### PROBLEM TO SOLVE:
Wherever the word "troops" appears in a line of the data, that line should be copied.

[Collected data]

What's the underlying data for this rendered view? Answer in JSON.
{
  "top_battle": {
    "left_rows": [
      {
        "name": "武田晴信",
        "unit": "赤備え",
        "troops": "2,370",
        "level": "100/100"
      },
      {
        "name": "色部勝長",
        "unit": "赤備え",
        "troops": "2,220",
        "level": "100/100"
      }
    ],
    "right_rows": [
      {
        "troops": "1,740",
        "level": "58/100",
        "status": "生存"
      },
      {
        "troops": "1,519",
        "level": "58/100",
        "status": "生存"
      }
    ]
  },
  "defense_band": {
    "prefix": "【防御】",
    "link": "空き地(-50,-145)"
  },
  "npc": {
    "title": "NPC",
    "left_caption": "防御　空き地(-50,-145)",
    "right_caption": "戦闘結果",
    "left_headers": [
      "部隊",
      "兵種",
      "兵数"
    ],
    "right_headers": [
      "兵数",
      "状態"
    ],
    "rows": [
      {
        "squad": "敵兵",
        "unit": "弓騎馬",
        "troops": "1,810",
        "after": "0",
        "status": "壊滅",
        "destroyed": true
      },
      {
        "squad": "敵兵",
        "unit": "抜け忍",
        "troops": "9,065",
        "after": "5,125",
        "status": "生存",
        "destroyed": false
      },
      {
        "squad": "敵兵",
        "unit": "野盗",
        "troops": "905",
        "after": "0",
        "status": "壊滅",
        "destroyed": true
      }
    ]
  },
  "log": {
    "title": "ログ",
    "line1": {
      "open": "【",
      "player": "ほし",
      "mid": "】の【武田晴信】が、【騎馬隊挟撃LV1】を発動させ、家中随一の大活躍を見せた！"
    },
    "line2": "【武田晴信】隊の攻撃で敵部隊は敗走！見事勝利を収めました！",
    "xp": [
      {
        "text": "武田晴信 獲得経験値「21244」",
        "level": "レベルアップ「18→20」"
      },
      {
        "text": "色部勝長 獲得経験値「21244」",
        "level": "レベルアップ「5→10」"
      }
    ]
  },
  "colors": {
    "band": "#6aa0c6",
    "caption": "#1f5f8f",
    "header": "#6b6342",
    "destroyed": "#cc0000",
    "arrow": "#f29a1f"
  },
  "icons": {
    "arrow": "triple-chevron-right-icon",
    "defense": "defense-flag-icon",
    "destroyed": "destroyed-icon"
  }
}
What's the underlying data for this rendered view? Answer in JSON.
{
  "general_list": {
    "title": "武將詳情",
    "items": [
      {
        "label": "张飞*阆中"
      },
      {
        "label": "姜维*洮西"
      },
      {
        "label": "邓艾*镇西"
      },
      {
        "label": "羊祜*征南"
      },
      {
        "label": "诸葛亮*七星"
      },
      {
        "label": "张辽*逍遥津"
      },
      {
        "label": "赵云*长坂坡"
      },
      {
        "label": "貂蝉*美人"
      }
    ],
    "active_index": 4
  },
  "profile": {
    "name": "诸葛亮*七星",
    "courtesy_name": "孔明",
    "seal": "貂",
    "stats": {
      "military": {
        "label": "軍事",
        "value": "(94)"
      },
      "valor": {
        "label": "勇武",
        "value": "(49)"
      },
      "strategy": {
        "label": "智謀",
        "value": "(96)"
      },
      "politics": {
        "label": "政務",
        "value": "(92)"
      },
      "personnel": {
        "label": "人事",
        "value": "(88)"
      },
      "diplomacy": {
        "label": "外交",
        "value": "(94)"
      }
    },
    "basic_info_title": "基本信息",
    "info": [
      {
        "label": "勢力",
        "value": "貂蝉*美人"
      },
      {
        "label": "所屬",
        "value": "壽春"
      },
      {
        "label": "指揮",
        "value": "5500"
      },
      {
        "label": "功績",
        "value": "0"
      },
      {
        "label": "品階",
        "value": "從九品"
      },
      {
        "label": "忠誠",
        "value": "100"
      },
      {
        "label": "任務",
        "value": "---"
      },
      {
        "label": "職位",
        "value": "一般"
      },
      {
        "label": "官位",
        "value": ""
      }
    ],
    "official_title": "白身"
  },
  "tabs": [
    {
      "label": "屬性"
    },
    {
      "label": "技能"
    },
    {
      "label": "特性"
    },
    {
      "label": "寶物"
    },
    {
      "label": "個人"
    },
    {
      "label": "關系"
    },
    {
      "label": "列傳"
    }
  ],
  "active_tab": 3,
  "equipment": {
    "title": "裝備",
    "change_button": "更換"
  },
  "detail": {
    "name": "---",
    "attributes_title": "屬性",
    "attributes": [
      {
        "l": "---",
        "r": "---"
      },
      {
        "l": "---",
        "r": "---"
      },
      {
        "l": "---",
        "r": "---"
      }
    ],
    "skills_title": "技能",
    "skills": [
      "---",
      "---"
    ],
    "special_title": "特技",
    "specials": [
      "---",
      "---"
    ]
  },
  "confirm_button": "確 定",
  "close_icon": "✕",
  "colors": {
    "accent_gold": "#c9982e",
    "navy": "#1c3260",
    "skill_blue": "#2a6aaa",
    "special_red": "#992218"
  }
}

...

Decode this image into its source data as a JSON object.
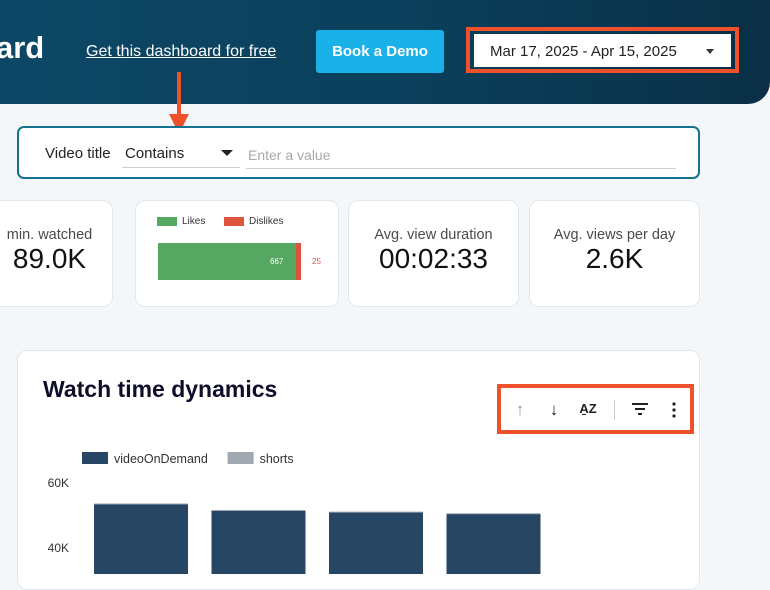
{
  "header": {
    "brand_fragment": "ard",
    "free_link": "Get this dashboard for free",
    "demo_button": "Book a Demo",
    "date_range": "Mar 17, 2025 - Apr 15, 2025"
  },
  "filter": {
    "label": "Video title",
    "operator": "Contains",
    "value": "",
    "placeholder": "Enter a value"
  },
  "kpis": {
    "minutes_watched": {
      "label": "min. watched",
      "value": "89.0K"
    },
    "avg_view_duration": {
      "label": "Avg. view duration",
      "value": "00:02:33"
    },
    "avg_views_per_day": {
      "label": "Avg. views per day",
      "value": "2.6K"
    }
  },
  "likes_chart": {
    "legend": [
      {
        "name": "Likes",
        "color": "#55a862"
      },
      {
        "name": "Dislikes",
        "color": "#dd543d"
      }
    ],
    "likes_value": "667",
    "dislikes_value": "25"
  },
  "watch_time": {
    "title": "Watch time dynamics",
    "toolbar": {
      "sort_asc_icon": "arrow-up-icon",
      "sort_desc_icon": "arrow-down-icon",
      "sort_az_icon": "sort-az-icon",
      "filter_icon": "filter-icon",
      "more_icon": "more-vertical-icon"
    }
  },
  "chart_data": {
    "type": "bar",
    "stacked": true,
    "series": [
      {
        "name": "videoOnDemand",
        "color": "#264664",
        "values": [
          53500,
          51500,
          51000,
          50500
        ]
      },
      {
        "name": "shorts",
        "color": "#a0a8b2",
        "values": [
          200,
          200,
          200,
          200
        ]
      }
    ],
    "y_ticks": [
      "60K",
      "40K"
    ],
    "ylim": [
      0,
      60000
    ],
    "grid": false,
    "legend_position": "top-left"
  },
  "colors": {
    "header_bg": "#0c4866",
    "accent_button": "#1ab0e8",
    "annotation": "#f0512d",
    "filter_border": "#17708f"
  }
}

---

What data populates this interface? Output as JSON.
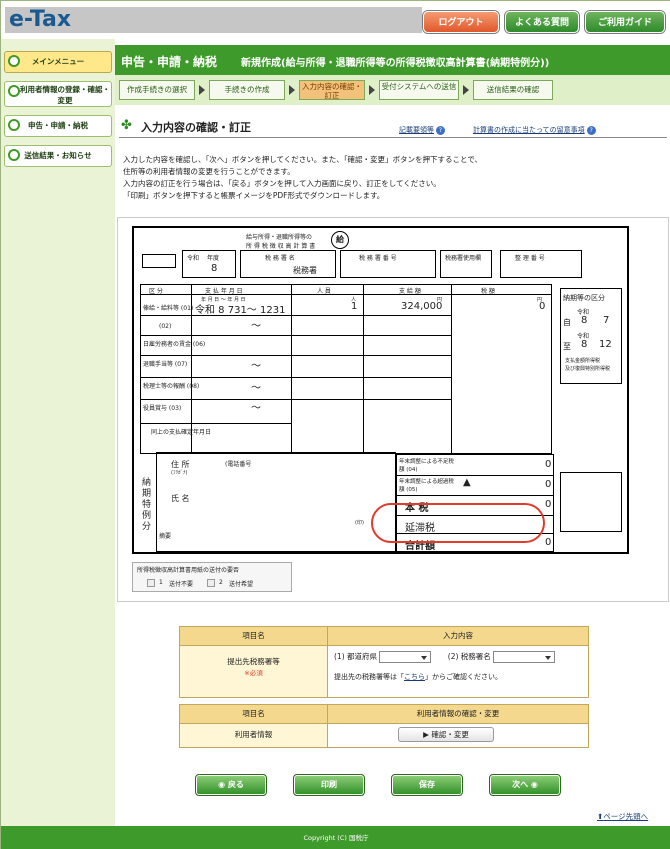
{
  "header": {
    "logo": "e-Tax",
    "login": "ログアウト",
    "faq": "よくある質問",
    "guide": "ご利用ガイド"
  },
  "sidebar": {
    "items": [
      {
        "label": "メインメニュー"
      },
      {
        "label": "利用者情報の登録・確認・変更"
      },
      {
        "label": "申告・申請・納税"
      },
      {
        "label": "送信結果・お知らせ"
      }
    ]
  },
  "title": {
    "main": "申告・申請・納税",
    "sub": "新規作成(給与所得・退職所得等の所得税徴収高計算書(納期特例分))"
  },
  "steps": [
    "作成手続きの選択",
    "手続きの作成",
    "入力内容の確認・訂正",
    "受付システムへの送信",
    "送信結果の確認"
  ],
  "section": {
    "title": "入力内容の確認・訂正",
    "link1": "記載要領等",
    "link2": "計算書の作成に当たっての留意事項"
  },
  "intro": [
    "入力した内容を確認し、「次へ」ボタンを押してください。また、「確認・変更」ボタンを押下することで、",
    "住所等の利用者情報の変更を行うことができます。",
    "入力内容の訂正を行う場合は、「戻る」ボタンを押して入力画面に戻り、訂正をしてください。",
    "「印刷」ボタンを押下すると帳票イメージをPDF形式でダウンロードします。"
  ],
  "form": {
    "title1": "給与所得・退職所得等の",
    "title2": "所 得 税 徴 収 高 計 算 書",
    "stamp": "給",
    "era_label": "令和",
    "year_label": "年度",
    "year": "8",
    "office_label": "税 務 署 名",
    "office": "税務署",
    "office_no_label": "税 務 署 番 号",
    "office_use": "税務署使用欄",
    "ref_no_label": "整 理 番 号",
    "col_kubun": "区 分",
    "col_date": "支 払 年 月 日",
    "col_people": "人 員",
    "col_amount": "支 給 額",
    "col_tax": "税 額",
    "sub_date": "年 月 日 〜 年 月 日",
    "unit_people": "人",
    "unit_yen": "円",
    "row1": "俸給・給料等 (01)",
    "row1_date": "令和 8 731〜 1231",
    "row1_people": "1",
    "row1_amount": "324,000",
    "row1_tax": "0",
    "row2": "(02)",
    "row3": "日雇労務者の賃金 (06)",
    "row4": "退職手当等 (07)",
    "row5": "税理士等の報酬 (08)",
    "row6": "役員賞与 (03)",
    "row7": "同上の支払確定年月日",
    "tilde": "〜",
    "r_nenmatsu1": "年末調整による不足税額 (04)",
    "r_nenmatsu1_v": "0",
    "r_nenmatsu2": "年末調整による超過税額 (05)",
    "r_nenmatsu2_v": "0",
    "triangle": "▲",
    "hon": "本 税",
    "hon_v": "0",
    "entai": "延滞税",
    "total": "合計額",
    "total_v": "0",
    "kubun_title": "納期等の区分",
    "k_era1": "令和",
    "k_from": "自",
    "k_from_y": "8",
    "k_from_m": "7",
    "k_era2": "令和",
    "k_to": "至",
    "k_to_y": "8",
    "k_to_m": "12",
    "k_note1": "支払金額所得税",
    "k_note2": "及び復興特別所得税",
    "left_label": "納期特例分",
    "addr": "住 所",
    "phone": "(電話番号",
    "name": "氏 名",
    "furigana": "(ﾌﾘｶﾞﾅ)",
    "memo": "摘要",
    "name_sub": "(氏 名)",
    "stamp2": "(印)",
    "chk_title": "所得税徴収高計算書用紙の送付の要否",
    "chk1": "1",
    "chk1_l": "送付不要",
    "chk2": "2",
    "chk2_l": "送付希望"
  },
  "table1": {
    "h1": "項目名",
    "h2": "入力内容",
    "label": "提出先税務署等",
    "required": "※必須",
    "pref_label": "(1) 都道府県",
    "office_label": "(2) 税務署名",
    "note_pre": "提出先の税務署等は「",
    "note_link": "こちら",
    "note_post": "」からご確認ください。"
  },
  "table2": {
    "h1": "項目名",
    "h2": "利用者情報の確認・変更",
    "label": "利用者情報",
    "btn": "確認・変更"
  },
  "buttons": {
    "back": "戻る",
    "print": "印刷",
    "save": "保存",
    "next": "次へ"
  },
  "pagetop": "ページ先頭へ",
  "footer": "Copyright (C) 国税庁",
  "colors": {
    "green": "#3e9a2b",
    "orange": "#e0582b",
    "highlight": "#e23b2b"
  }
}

### SOLUTION TO THIS EXERCISE:
        "troops": "2,370",
        "troops": "2,220",
        "troops": "1,740",
        "troops": "1,519",
        "troops": "1,810",
        "troops": "9,065",
        "troops": "905",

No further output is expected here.